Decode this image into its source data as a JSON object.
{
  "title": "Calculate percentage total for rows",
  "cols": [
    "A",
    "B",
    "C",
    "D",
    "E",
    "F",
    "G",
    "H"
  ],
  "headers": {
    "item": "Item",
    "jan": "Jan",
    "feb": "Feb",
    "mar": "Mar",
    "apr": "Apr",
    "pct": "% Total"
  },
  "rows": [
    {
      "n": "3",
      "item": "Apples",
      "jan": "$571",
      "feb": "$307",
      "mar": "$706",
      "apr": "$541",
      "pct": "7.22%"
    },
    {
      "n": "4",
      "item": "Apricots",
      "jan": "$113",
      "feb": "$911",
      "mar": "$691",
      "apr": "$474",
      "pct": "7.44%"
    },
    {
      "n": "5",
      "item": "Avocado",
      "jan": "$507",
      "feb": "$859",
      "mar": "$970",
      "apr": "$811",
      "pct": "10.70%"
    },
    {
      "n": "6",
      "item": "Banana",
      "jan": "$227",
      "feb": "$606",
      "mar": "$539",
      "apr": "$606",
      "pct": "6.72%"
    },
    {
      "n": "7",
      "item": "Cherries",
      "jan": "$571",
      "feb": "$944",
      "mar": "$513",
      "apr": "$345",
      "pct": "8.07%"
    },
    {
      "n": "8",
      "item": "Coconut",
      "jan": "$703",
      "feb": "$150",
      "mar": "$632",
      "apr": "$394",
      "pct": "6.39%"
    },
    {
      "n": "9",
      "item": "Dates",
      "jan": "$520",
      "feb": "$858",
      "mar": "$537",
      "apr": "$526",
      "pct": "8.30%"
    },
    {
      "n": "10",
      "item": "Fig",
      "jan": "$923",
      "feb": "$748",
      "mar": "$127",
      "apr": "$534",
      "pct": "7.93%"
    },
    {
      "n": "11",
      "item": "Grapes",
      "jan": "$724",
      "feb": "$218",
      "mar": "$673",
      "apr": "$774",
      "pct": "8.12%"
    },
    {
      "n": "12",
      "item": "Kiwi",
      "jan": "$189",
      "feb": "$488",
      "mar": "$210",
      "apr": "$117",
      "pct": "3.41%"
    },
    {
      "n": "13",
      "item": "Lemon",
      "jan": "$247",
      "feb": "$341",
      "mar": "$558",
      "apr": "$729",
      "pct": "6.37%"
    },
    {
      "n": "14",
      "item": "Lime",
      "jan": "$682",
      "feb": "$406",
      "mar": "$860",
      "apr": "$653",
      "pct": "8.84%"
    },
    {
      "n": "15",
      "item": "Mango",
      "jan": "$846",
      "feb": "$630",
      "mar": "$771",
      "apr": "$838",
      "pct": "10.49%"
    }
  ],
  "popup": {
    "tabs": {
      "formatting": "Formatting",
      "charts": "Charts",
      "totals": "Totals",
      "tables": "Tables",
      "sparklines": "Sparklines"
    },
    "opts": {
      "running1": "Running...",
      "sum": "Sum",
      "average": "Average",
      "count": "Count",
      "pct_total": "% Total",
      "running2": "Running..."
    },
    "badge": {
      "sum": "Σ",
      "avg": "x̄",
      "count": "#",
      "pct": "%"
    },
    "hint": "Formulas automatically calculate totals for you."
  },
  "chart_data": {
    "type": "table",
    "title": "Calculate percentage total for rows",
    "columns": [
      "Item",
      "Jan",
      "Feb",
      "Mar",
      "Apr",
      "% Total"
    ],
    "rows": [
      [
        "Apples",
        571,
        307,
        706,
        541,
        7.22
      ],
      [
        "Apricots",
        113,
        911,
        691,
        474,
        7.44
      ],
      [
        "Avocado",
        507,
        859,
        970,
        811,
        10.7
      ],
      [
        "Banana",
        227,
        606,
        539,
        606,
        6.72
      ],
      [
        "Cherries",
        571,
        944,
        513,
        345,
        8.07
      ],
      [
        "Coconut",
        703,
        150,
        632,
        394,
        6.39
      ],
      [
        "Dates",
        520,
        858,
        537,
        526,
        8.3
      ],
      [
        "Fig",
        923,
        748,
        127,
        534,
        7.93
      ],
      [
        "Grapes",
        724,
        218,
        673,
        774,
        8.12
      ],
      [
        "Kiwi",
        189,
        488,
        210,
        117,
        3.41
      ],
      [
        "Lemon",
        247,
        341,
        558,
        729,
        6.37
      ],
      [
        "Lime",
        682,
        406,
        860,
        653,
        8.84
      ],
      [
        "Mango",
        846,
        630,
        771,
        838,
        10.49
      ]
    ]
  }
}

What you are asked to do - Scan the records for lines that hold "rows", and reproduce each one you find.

Answer to the exercise -
  "title": "Calculate percentage total for rows",
  "rows": [
    "title": "Calculate percentage total for rows",
    "rows": [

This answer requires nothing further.